(Provided entries)

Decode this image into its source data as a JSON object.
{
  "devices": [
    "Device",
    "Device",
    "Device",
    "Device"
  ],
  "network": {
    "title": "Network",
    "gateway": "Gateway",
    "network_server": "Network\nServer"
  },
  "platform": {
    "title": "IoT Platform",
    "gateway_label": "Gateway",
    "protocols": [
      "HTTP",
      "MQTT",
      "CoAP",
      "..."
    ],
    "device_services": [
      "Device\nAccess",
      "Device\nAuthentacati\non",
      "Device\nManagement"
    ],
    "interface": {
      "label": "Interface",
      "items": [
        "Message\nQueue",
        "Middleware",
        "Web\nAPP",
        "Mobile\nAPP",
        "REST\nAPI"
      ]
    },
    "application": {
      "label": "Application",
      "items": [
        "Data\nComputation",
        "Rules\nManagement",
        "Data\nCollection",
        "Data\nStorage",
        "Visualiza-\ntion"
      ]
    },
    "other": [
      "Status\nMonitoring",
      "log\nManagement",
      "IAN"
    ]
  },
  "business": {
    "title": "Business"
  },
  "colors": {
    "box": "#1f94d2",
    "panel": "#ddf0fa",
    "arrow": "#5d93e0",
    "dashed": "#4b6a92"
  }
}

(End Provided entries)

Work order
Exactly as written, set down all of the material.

Response box
Decode this image into its source data as a JSON object.
{
  "devices": [
    "Device",
    "Device",
    "Device",
    "Device"
  ],
  "network": {
    "title": "Network",
    "gateway": "Gateway",
    "network_server": "Network\nServer"
  },
  "platform": {
    "title": "IoT Platform",
    "gateway_label": "Gateway",
    "protocols": [
      "HTTP",
      "MQTT",
      "CoAP",
      "..."
    ],
    "device_services": [
      "Device\nAccess",
      "Device\nAuthentacati\non",
      "Device\nManagement"
    ],
    "interface": {
      "label": "Interface",
      "items": [
        "Message\nQueue",
        "Middleware",
        "Web\nAPP",
        "Mobile\nAPP",
        "REST\nAPI"
      ]
    },
    "application": {
      "label": "Application",
      "items": [
        "Data\nComputation",
        "Rules\nManagement",
        "Data\nCollection",
        "Data\nStorage",
        "Visualiza-\ntion"
      ]
    },
    "other": [
      "Status\nMonitoring",
      "log\nManagement",
      "IAN"
    ]
  },
  "business": {
    "title": "Business"
  },
  "colors": {
    "box": "#1f94d2",
    "panel": "#ddf0fa",
    "arrow": "#5d93e0",
    "dashed": "#4b6a92"
  }
}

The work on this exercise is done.